            Those who wants to read the design discussion related to this see Unix SVID - "Sockets()" - the difference between version 4.2 and 4.3. In particular: SO_DONTLINGER. This should be set, to take down a connection when it is "Closed()" - unless SO_REUSEADDR is set. Windows use TCP/IP version 4.2 that can "Bind" and "Connect" and be reused. The Linux TCP/IP is full, and has these "options", so in theory, it is just for Microsoft to compile this library. It is also to caution every organisation that needs secure networks to halt the use of Windows - and do "setsockoption(SO_DONTLINGER,TRUE,&socket);". That Microsoft wants to pursue "Commercial interests" let them learn what is commercially viable.

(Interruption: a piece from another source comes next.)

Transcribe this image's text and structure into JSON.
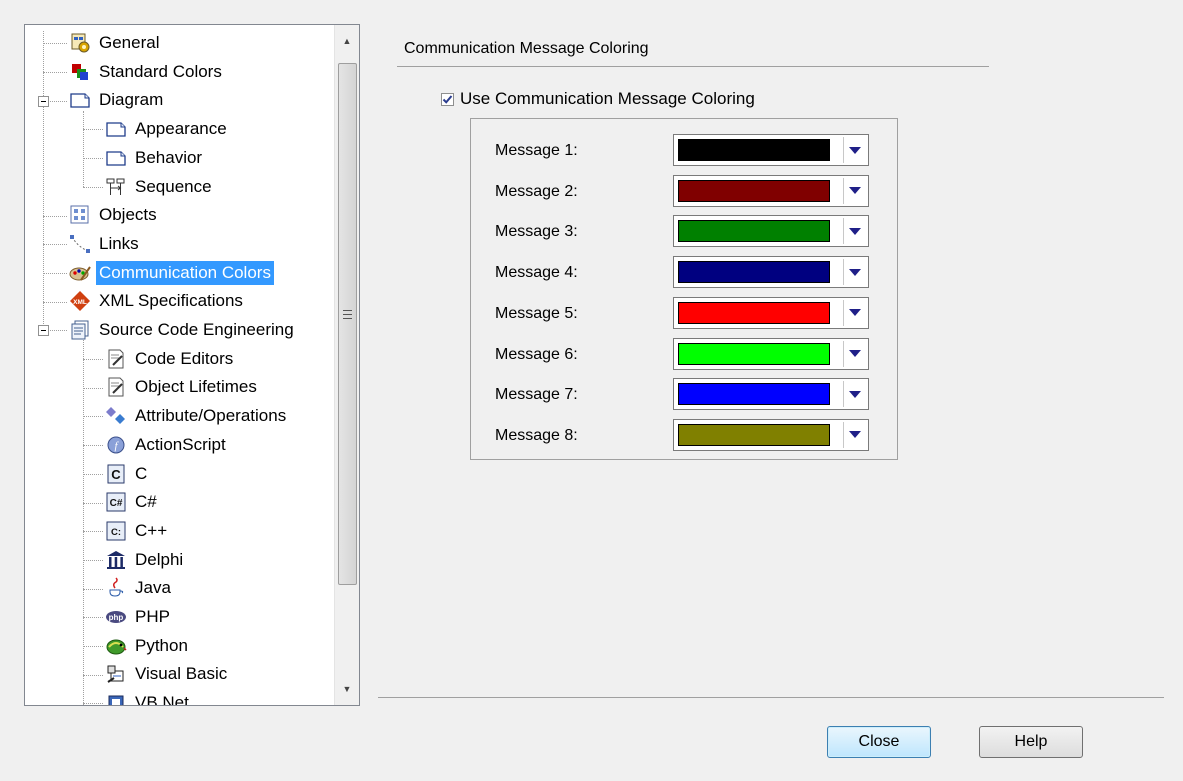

Hurt their wallet, Steve Ballmer understands that.
            knuthf
      • Changing your back end infrastructure is not that easy

        I work for a large (fortune 500) financials firm, and we use JAVA for a number of mission critical public facing websites that serve our customers. You can;'t just up and change that on the drop of hat. For us it is comparable, if a little smaller in scale to the kinds of investments and effort we made for Y2K- we are talking in the MILLIONS of dollars not to mention the man hours. Besides even if we re-tasked are outsourced army of Indians to convert us to .Net or Silverlight (other Runtime Frameworks that we use- Hell I dont think out IT dept saw a Dev kit they didn't like) It still could;'t be done in a reasonable amonut of time. Like it or not we are at the Mercy of Oracle to fix this.

        As far as Windows and IE are concerned sure they have issues but as someone who reads the CERT Bulletins when they come in my mail I can assure your that they are in the minorty of the the vulnerablilty reports that are published. and guess what we work with them and our other Vendors to get stuff fixed or get some kind of mitigation. This is new terrirtory for Oracle and like MS and now Apple its going to take them awhile to find their Secuirt "Sea-Legs"
        Threv